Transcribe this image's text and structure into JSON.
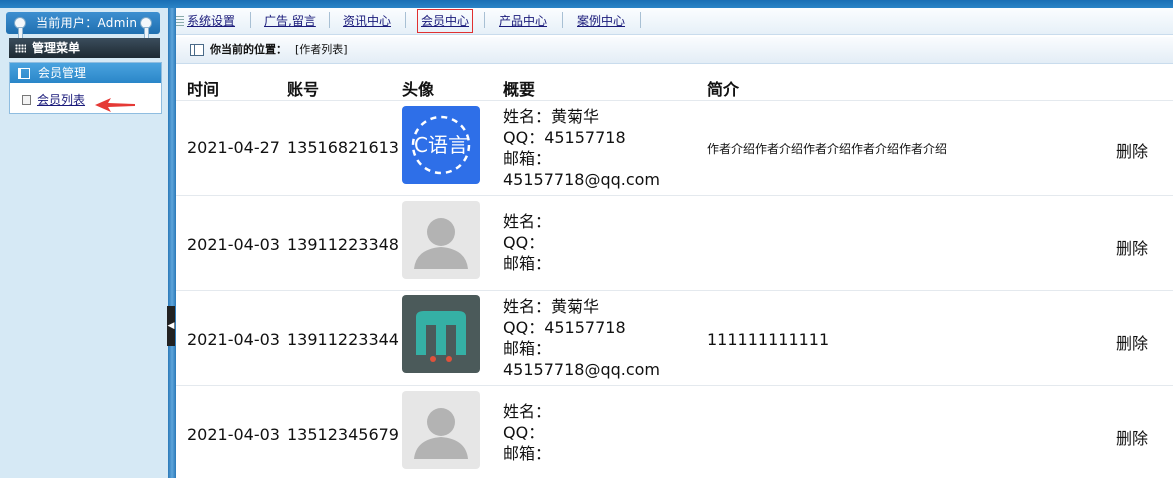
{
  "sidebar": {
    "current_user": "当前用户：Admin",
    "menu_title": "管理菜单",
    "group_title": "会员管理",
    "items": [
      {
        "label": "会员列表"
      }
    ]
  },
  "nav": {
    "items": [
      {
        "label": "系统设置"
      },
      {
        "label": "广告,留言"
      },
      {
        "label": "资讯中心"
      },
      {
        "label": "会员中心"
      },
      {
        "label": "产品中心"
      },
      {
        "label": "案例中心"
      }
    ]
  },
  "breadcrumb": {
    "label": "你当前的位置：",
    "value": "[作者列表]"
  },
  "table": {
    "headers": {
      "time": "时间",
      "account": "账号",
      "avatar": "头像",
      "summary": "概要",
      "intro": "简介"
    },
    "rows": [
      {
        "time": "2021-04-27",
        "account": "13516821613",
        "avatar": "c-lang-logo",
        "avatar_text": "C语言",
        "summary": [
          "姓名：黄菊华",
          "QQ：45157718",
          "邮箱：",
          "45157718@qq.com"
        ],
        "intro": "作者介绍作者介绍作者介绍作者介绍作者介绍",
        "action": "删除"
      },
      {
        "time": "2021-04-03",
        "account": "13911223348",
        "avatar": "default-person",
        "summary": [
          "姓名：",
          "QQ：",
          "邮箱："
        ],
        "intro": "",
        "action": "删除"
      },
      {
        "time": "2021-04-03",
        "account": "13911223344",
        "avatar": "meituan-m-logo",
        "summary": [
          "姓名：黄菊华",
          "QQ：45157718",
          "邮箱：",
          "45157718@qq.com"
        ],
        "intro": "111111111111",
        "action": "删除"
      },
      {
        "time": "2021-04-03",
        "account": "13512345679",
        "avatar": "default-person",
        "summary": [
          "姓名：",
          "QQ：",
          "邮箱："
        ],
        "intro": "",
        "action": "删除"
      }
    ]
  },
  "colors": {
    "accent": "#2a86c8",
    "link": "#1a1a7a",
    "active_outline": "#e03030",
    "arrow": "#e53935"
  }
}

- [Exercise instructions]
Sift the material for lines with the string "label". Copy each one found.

- [Answer section]
        "label": "会员列表"
        "label": "系统设置"
        "label": "广告,留言"
        "label": "资讯中心"
        "label": "会员中心"
        "label": "产品中心"
        "label": "案例中心"
    "label": "你当前的位置：",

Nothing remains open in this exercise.